Friday, February 8, 2013

Blu-ray Review: Keisuke Kinoshita's The Ballad of Narayama [Criterion]


Folklore, in its many written and verbal articulations, has played a consistently vital role in the development of modern Japan. Everything from architecture to music to the visual arts to the traditions of the family unit itself have roots in the traditional storytelling and myth-making practices of the ancient Orient. Even Buddhism maintains a unique relationship with customary cultural lore. Eastern cinema, for its part, has had a particularly rich and storied history of marrying the sensibilities of the screen with that of the indigenous texts and tales of Japanese antiquity. Akira Kurosawa, Kenji Mizoguchi, Kaneto Shindo, Masaki Kobayashi—pretty much any filmmaker who's worked in the jidaigeki genre has had at their disposal generations of fantastical fables to inspire or integrate into their narratives.

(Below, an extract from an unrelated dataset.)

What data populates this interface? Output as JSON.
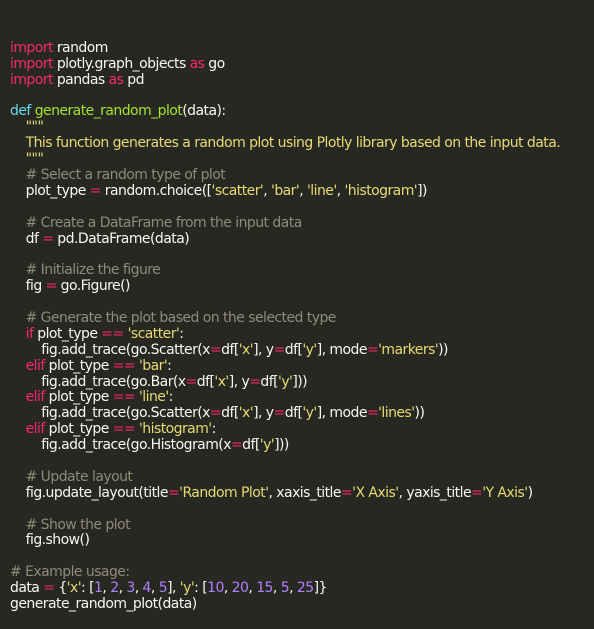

Thursday, February 7, 2013

Tony Richardson's Mademoiselle


I wrote this brief description of Tony Richardson's Mademoiselle for the Cinefamily repertory theater, who are screening a 35mm print of the film on February 23rd, 2013, at 7pm. 

Full-time school teacher, part-time practitioner of the finer points of arson, the title character of Tony Richardson’s perversely pleasurable 1966 mad-woman mystery Mademoiselle is one of the era’s most complex feminist creations. When a series of “natural disasters” begin to plague an idyllic French village, the affected townspeople immediately accuse an immigrant Italian laborer of the crimes. Unbeknownst to all, however, is the ambiguous motivations of a local elementary teacher pushed to psychosexual extremes by thwarted desire and lustful impulse. As the mentally unstable Mademoiselle, legendary French actress Jeanne Moreau (in one of her best and most underseen roles) is at once mysterious and malicious, proceeding stoically but with an unstoppable, unexplained passion. Equal parts brooding, Bergman-like biblical allegory and prickly, Polanski-like pulp parable, Mademoiselle is a stunningly shot, psychologically provocative work from the subversive European cinema renaissance of the 1960s. [Cinefamily]